The Brexit vote, like most elections, posed a paradox. Those who have to live the longest with the decision's ramifications are also the ones least likely to vote. There is almost always a mismatch between having stakes in an election and actually participating in it. YouGov, a British polling service, posted a widely shared chart showing that British voters ages 18 to 24 would, on average, "live with" the Brexit decision for 69 years, as opposed to 16 years for voters older than 65.
With a Brexit, those ramifications include diminished possibilities of studying in, working in and perhaps even traveling to the rest of Europe as the processes for doing so become more complicated and costly with Britain extracting itself from the European Union.
A full three-quarters of British youths (ages 18-24) voted to remain in the E.U. Almost two-thirds of the next-youngest category (25-34) did, as well. Given that a large proportion of British youths are concentrated in cities, where they study or have entry-level jobs, young people represented one major factor in cities being centers of the "remain" camp. Meanwhile, 60 percent of senior citizens voted to leave the E.U.
After the Brexit vote's results came in, and it became clear that not only had the "leave" camp won but that the decision would probably be irreversible, many young people took to social media to rage. Others found platforms in major newspapers, which solicited furious articles claiming betrayal by an older generation deemed isolationist, bitter and short-sighted. Examples of those posts and articles can be found here, here, here and here.
But here's the paradox: So few of these young people voted, relatively speaking.
Polling and survey data indicate that young people voted in far fewer numbers than even senior citizens and that areas with the highest youth populations also had the lowest turnout. Many online commenters have scoffed at the outpouring of youth anger, pointing out that in a democracy, those who turn out in larger numbers carry the day.

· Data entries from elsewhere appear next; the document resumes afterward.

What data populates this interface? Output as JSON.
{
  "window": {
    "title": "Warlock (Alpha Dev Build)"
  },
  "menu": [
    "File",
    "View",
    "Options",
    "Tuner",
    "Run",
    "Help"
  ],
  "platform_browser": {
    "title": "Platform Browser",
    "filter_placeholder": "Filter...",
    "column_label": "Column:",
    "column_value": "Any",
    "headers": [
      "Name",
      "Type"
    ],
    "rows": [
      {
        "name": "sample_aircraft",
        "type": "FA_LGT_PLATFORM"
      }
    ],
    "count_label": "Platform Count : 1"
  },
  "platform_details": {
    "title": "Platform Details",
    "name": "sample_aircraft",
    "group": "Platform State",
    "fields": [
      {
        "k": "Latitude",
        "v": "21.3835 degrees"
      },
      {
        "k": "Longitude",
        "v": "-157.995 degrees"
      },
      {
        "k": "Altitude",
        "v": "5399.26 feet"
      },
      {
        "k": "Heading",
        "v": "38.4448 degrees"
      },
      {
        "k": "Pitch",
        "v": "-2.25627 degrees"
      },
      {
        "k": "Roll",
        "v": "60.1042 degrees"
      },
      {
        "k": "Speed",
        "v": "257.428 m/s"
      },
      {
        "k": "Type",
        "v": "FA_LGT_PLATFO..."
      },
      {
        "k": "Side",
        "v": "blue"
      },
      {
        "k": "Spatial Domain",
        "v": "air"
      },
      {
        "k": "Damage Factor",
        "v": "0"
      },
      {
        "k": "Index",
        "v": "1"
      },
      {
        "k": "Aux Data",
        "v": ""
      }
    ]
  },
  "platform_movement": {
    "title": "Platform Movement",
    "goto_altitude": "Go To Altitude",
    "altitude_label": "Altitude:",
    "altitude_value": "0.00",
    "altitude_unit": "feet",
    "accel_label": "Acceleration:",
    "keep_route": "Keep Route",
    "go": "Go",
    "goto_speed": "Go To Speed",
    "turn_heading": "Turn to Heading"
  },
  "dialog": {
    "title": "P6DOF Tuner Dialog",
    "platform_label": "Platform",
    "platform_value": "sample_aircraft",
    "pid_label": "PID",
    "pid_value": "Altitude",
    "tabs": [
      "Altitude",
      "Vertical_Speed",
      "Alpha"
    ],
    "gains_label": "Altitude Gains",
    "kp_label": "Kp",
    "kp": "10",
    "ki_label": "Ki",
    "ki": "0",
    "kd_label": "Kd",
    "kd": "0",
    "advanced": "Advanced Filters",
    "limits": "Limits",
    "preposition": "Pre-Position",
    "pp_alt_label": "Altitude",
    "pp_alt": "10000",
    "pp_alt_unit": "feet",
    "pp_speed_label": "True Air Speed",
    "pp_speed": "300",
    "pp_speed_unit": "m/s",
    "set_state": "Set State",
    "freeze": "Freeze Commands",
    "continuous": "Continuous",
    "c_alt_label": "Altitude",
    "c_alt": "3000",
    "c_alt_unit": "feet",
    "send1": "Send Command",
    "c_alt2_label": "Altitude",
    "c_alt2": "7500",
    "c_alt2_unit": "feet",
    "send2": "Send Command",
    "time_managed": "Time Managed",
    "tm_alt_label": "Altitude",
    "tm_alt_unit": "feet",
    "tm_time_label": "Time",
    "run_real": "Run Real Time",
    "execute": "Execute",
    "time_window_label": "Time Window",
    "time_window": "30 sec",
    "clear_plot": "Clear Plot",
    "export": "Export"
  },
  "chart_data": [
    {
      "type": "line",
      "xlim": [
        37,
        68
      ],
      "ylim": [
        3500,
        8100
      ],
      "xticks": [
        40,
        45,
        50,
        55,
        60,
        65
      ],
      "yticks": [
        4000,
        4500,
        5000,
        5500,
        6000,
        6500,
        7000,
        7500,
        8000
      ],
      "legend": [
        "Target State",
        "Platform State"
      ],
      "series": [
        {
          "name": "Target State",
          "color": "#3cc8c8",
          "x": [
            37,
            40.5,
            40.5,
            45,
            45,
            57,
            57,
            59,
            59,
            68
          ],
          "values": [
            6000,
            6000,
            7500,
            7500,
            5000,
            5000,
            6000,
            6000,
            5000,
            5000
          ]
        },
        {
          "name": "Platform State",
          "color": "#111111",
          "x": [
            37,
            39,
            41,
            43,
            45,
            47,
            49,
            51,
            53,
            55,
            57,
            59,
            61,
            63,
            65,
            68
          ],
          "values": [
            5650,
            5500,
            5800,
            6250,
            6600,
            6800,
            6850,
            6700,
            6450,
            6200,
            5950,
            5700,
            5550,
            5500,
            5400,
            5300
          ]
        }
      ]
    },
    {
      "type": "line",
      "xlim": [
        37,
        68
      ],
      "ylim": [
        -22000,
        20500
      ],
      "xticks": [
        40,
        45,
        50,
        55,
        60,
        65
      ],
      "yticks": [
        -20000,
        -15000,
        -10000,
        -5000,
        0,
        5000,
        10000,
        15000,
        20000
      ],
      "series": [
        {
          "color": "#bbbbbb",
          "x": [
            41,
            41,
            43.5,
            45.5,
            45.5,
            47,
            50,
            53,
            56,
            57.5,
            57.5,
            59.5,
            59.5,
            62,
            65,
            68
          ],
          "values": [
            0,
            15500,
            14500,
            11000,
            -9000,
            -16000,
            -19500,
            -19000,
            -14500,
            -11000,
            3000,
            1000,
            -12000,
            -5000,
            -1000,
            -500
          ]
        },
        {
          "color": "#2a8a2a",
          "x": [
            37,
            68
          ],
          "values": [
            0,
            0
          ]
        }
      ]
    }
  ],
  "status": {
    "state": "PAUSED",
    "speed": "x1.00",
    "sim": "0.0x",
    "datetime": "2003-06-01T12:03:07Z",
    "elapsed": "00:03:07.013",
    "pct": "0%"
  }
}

Low youth turnout in elections is a problem that plagues all of the world's democracies. In the United States, youth turnout was at its all-time low in the 2014 congressional elections, at 19.9 percent of 18- to 29-year-olds. In the United States and elsewhere, young voters tend to lean more to the left, politically speaking, and failure to mobilize them has been a persistent bane of progressive politics. From 1972, when 18-year-olds in the United States were bestowed the right to vote, until 2012, 18- to 29-year-olds exercised that right at rates 15 percent to 20 percent lower than those older than 30.